== Segment start ==

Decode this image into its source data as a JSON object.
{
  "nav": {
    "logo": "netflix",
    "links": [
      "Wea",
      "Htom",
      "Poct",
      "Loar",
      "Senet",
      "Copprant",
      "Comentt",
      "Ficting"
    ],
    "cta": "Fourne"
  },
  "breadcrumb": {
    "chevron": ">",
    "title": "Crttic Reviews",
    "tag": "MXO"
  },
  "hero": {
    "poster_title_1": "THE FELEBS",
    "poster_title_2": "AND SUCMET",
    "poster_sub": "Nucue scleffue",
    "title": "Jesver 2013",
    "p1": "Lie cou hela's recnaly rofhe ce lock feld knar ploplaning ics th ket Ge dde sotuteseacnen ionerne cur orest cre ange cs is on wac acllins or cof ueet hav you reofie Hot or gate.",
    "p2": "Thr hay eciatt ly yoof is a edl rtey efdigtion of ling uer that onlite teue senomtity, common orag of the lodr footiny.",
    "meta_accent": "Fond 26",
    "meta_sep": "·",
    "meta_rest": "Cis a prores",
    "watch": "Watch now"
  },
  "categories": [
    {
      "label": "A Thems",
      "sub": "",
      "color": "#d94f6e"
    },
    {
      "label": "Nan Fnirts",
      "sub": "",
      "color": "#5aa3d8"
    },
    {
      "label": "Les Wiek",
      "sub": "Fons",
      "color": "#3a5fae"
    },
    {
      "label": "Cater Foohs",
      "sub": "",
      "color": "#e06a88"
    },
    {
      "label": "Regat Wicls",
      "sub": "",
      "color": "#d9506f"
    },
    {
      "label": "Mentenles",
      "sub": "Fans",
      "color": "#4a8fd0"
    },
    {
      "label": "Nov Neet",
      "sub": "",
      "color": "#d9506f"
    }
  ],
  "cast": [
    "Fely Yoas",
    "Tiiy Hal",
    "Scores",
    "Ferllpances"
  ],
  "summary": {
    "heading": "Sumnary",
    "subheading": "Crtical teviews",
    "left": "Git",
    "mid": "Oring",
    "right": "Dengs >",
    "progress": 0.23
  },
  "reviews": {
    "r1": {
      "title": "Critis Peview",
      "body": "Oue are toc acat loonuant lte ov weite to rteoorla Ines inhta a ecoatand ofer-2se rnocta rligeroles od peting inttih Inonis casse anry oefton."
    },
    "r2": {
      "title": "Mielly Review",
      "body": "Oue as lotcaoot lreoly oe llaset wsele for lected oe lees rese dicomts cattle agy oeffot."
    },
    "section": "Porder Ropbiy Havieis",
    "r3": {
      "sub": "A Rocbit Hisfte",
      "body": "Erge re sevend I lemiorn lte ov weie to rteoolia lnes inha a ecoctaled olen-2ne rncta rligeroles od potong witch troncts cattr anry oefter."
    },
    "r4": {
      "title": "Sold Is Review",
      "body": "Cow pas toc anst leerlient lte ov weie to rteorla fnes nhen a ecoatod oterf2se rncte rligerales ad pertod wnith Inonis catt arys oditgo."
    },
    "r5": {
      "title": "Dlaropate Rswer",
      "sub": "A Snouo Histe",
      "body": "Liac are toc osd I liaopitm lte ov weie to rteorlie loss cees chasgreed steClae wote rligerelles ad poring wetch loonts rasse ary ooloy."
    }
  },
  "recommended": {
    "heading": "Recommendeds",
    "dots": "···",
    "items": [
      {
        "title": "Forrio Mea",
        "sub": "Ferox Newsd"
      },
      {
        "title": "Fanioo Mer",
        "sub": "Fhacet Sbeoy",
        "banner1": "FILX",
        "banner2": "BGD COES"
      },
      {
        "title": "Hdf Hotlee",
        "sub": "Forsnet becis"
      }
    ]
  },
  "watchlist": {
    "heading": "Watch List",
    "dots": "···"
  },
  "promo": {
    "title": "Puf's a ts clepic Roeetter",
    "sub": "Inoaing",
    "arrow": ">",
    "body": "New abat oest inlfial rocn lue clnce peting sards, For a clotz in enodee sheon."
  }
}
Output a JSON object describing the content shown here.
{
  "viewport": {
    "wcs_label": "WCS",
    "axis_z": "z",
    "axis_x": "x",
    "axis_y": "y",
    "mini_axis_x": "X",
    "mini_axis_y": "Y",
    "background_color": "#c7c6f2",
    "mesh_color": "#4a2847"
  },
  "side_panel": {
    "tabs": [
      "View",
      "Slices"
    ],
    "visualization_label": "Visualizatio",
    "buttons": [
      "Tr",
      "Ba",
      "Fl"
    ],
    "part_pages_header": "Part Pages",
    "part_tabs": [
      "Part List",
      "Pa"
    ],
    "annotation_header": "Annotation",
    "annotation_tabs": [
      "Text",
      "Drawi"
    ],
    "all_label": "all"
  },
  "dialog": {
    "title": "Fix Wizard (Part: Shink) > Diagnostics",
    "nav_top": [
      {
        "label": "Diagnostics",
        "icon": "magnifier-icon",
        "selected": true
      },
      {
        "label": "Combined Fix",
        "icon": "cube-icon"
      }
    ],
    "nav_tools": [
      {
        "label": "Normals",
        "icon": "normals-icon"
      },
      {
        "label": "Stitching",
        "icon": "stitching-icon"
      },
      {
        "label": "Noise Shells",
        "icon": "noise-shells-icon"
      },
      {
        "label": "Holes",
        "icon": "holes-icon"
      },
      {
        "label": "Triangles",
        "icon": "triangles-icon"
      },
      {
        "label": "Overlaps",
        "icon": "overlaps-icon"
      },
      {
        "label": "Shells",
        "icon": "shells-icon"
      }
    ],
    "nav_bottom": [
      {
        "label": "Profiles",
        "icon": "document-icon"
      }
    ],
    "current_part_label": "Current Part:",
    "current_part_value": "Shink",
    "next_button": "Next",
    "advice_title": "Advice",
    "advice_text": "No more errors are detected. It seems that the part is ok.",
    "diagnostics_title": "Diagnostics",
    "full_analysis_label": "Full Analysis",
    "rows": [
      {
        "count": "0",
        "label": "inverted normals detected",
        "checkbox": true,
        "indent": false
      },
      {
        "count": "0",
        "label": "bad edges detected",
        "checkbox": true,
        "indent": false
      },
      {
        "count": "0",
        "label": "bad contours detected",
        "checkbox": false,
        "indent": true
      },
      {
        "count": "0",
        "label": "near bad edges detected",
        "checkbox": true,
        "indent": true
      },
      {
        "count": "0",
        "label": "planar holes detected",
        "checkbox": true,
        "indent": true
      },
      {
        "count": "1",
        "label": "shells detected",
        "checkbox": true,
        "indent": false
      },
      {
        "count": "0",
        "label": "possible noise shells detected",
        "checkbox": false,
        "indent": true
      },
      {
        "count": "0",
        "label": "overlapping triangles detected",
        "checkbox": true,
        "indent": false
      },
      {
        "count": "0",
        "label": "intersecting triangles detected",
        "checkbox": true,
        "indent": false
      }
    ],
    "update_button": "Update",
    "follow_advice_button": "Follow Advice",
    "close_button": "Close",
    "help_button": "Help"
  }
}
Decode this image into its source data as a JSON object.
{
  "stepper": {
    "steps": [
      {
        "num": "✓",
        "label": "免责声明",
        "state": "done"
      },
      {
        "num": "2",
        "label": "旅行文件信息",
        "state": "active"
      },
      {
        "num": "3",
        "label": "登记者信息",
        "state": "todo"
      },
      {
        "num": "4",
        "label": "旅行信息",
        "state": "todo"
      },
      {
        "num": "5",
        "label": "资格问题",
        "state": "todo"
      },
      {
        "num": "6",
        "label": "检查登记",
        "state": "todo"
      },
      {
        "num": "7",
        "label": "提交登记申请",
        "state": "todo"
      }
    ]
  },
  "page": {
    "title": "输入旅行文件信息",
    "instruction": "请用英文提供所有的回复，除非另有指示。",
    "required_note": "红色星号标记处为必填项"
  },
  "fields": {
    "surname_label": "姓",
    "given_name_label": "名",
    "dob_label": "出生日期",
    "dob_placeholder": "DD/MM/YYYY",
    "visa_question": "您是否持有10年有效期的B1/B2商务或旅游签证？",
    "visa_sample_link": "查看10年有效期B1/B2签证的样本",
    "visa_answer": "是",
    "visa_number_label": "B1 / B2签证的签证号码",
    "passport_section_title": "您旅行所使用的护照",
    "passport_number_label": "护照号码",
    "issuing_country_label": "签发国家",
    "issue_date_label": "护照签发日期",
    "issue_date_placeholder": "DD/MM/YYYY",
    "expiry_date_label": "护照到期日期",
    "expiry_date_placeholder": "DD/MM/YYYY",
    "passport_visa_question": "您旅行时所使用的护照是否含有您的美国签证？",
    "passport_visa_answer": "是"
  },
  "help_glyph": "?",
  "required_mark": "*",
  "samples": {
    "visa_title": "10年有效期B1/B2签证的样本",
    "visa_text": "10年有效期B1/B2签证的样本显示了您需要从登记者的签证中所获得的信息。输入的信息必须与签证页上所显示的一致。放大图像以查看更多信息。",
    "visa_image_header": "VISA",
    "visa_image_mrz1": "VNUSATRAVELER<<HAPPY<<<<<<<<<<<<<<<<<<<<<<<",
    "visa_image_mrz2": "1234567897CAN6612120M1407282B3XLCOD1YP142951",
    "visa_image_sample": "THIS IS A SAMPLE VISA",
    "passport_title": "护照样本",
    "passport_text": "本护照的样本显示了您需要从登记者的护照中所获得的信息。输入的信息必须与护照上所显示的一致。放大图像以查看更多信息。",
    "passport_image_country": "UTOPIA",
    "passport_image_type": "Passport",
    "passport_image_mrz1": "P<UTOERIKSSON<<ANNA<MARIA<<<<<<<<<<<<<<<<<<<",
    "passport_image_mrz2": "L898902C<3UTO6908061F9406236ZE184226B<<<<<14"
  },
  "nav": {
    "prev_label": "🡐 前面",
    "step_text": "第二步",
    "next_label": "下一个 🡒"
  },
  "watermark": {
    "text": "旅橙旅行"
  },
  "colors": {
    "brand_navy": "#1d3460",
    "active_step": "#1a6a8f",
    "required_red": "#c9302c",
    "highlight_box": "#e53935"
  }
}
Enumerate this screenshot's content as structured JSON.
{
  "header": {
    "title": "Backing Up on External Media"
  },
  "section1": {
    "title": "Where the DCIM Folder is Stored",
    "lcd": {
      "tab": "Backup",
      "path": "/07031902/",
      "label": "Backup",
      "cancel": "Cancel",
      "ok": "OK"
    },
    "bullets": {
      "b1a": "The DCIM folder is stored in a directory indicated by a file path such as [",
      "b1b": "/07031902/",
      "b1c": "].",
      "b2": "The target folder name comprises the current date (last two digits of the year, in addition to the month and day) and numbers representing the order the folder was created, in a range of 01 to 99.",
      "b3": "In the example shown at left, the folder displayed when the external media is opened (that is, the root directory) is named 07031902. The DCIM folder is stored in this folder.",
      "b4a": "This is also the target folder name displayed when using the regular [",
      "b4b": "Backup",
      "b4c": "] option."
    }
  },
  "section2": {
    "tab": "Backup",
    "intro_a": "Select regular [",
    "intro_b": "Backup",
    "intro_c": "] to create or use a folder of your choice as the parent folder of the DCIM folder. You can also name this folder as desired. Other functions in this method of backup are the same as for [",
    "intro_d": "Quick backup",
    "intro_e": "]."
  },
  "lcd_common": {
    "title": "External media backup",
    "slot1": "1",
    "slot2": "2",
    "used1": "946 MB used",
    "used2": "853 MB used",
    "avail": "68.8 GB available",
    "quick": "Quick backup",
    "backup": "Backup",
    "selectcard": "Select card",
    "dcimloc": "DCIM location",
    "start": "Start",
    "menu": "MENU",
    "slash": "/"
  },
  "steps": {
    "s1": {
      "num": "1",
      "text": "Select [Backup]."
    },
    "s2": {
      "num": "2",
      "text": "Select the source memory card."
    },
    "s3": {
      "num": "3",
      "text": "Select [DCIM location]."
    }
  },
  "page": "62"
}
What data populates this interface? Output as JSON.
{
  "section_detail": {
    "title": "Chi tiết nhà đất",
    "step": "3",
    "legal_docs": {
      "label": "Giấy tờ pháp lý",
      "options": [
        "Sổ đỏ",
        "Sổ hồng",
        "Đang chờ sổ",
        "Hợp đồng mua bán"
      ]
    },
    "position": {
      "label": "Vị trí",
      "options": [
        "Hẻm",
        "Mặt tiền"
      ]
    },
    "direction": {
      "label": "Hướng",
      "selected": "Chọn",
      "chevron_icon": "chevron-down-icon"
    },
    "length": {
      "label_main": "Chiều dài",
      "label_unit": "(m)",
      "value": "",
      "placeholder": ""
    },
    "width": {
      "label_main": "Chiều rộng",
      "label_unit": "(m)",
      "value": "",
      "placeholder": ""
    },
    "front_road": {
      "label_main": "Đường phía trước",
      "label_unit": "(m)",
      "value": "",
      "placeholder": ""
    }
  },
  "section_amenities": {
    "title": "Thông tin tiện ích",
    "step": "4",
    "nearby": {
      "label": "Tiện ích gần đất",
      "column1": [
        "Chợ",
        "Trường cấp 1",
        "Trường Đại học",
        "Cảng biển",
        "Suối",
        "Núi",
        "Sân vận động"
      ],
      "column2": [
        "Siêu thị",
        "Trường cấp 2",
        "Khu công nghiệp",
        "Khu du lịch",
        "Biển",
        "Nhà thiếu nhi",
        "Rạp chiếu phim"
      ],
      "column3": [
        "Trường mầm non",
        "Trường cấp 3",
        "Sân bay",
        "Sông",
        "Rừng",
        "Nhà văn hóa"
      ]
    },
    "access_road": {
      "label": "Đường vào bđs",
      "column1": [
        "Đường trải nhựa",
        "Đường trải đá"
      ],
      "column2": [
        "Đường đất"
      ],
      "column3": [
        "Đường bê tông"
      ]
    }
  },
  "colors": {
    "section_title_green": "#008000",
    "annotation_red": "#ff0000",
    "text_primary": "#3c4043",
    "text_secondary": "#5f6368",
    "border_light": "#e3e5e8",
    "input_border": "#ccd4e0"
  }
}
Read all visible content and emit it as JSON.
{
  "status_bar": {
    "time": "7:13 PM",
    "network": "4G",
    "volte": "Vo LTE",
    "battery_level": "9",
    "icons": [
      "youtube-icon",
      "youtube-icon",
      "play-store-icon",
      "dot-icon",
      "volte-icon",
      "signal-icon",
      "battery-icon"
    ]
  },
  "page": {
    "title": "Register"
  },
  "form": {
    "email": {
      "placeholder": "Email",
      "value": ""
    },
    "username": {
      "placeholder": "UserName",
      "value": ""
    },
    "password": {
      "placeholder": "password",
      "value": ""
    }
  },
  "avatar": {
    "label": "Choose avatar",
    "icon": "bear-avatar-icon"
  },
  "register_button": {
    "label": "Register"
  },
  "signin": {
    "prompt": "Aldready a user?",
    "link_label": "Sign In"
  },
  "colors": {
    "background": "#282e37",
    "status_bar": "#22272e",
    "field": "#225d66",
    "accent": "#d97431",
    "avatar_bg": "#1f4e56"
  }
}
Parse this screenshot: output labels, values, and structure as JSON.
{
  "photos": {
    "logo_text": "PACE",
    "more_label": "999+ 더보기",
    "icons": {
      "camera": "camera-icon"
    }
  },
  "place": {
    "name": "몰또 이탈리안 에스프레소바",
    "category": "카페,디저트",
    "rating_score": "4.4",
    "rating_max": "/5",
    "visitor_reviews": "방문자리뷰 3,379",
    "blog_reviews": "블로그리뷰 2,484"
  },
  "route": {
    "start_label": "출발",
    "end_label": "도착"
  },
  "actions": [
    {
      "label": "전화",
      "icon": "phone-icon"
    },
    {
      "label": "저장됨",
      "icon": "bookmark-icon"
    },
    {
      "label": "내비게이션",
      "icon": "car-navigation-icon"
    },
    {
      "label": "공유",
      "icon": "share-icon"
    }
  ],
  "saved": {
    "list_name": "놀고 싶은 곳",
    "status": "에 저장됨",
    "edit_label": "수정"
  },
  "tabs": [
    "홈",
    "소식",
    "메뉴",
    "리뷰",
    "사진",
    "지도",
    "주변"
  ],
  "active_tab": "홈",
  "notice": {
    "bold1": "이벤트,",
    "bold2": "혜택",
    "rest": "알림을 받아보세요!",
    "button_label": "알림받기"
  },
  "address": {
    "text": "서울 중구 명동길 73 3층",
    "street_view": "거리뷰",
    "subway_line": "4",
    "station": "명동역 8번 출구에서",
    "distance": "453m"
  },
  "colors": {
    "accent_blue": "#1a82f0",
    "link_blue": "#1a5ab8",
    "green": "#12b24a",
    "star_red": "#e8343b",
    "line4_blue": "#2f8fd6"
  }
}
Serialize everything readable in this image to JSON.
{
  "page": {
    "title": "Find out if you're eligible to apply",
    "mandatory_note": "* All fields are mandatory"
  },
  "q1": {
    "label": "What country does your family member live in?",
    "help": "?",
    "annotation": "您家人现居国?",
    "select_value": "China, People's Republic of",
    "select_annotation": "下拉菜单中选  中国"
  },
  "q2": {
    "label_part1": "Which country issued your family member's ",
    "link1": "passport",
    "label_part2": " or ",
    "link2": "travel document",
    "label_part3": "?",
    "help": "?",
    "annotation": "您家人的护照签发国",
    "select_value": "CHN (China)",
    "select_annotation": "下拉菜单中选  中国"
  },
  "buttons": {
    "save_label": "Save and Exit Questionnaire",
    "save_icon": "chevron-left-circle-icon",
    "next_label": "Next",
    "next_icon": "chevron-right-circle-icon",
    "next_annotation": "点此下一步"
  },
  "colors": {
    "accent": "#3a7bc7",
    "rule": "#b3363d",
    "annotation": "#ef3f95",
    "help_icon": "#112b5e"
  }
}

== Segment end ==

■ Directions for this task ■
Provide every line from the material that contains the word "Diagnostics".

■ Your solution ■
    "title": "Fix Wizard (Part: Shink) > Diagnostics",
        "label": "Diagnostics",
    "diagnostics_title": "Diagnostics",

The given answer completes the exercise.